Sunday, August 3, 2014

Evolution of a Country Garden

Several months ago I started a painting inspired by a long ago drive through Cotswold in England. I started with a watercolor and colored pencil painting of a thatched roofed stone cottage. I was very happy with this element of the piece.

I continued on with watercolors to frame the cottage in a country garden. I made the forground rather diffuse, and the scale of the flowers large. I was not at all happy with the feel or composition of this painting, but displayed it anyway.

Viewer feedback pretty much confirmed my own thoughts -- The composition didn't work. The blury flowers in the forground just didn't work.

I took the piece back to the studio, and painted new large flowers in bright acrylics. It was more powerful, but the colors were too vibrant. I took it back to the shop, where it hung for some time. My wife hated the panting, especially the flower colors. Some of my artist friends were more polite, but it was clear that the was not very good. Viewers were also polite, but I could tell by ther facial expressions that this was not my best work. In fact, I kind of cringed every time I looked at the painting.

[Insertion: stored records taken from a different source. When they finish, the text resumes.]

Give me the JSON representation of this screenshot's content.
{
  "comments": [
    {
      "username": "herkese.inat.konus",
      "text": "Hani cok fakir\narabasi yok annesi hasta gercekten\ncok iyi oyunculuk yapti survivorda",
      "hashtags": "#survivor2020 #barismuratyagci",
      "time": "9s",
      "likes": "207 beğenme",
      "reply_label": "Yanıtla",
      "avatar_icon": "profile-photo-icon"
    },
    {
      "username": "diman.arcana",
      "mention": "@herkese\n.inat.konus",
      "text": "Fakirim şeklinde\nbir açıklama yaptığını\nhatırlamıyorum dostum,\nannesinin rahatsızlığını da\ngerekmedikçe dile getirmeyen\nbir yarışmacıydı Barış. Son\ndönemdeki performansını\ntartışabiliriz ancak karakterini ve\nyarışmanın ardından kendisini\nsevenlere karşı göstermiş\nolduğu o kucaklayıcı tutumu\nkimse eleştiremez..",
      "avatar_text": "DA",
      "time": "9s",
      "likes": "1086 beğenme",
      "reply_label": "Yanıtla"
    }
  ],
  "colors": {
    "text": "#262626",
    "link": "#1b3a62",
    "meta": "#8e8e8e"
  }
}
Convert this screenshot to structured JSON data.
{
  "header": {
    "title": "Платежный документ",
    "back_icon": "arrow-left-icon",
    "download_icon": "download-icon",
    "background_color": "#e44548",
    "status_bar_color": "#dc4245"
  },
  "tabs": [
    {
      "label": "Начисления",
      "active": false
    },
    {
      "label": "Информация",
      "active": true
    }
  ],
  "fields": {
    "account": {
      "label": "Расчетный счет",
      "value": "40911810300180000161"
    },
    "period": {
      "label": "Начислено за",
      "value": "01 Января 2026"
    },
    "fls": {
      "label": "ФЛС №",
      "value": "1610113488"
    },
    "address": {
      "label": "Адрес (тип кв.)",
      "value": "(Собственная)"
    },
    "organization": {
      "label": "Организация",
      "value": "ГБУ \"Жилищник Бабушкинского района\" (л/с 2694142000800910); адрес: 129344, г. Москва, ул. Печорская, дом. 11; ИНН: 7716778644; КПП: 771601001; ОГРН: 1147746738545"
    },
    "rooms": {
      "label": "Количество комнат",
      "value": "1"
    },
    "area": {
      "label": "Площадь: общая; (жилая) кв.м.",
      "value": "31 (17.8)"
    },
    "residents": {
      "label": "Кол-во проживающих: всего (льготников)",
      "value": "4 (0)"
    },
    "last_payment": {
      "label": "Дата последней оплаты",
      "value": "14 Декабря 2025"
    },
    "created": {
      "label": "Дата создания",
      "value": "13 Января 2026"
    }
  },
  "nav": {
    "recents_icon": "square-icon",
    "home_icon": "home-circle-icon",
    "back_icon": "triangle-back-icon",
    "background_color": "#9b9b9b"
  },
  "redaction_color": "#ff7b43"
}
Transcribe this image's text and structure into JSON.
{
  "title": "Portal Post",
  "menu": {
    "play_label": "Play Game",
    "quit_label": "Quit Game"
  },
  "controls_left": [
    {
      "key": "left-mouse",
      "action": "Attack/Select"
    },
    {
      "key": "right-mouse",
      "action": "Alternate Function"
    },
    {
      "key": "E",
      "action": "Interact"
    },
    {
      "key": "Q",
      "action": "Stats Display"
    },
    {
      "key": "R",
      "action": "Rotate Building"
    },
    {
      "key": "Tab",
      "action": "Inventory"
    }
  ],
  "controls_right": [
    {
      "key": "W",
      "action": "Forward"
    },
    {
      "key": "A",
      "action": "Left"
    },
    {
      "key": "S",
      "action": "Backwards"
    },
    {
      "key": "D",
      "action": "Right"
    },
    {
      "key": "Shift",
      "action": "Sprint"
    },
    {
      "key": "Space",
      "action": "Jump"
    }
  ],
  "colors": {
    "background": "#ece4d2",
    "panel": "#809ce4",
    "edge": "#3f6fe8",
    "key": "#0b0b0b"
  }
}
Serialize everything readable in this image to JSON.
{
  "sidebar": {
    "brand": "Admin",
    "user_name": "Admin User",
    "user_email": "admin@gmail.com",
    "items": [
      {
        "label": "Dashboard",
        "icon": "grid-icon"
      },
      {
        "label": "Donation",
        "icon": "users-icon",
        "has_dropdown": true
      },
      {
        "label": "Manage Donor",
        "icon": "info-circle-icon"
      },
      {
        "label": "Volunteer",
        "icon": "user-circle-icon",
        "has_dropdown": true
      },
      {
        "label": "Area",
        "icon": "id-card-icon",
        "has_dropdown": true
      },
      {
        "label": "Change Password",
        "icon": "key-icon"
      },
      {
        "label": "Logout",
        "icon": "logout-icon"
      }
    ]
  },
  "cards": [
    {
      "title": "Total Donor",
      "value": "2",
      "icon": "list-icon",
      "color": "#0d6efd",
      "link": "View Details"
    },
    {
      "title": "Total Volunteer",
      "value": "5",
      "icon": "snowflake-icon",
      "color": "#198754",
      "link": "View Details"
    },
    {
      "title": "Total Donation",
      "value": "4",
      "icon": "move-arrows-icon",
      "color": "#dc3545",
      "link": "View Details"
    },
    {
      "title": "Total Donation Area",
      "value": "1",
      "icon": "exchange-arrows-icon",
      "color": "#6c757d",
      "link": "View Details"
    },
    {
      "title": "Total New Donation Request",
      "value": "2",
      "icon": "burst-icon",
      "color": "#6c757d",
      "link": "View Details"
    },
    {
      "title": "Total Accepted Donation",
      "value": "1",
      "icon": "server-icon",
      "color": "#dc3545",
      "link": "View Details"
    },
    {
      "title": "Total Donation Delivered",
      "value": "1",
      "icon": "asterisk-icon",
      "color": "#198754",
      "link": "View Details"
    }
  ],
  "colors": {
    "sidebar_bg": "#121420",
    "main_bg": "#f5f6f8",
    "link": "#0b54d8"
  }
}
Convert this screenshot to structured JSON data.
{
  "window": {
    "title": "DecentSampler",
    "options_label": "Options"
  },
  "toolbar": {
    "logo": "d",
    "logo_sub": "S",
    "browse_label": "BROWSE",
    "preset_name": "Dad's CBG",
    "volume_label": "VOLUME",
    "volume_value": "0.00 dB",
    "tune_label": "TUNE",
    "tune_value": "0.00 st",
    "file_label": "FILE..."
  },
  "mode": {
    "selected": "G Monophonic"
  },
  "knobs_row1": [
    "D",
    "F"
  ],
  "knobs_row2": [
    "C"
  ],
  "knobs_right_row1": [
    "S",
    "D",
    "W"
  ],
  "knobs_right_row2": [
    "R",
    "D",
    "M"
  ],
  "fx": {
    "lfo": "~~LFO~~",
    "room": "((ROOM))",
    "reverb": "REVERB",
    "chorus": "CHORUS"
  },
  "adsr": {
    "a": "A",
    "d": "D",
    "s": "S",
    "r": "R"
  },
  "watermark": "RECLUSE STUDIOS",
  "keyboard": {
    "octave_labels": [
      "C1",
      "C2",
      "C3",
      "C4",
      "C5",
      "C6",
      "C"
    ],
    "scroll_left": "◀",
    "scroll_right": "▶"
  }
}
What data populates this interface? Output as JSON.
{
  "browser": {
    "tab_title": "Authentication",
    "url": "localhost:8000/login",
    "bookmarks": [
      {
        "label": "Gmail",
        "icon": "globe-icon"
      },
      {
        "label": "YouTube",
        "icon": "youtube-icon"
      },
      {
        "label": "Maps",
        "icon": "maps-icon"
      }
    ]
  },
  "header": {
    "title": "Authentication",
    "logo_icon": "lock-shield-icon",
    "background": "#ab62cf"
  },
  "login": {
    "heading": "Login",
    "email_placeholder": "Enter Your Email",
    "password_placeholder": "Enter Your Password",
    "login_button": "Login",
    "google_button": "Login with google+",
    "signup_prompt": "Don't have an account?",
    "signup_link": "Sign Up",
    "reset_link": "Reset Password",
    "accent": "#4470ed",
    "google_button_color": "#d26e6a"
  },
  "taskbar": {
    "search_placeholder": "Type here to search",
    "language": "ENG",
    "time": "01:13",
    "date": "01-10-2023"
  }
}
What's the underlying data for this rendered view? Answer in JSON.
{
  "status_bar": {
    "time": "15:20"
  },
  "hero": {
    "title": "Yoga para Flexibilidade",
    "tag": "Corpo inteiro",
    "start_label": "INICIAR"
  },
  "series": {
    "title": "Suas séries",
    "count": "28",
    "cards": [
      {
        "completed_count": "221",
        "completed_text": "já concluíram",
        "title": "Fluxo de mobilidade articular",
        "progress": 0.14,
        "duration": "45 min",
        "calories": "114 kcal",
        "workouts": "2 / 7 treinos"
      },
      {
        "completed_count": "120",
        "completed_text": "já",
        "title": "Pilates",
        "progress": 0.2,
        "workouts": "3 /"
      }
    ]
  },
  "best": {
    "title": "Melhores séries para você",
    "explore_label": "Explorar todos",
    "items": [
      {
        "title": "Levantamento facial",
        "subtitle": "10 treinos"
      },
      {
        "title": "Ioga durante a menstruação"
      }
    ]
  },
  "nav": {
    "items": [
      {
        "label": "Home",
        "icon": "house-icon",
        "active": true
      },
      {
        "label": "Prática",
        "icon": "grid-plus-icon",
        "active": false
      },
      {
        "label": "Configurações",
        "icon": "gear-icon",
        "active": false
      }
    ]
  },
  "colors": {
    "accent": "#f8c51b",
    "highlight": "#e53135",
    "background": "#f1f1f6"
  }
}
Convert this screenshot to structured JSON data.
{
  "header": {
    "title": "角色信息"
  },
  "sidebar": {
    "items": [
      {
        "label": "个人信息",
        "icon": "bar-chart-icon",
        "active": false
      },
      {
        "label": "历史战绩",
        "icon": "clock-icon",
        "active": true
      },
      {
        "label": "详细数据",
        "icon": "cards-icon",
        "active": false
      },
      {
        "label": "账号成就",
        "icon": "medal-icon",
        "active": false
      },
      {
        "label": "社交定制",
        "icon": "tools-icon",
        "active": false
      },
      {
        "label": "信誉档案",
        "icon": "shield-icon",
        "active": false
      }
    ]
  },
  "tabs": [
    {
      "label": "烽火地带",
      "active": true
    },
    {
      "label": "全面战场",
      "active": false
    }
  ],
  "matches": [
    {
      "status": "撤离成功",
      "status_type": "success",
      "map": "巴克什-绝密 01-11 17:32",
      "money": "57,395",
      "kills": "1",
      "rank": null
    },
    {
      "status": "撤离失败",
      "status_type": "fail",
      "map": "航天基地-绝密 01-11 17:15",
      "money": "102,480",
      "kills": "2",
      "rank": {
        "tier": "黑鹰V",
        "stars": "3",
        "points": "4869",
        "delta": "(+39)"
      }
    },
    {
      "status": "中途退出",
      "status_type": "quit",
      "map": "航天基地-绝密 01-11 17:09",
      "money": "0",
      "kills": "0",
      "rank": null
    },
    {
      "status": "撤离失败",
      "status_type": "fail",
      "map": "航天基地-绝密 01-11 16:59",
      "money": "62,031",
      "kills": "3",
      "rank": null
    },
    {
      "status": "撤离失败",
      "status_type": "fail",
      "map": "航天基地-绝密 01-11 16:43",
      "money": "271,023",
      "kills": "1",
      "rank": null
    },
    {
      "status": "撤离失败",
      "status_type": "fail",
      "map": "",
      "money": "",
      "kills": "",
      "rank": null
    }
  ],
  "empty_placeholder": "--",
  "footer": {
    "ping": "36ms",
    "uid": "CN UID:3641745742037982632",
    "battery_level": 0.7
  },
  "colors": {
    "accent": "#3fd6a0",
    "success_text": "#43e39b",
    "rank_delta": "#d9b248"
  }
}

I decided to either throw the piece away, or drastically redesign it. So -- I covered the entire forground with an undercoat of heavy body acrylic paint.
Then, I began to recreate an eclectic garden, but in a smaller scale relative to the cottage in the background. Finally, I painted a welcoming gate and a winding path to cary the viewer's eye to the cottage. I think that this composition works much better, and features the little cottage that was the original focus of the piece.

Now, the painting is going back to The Joyful Jewel in Pittsboro, NC for the real test -- Do folks visiting the shop like it?

Sometimes a painting goes well right from the first brush stroke. Sometimes it goes through an "ugly"stage, but works itself out fairly quickly. On rare occasions, a piece goes through several "near death" experiences before it finally evolves to completion.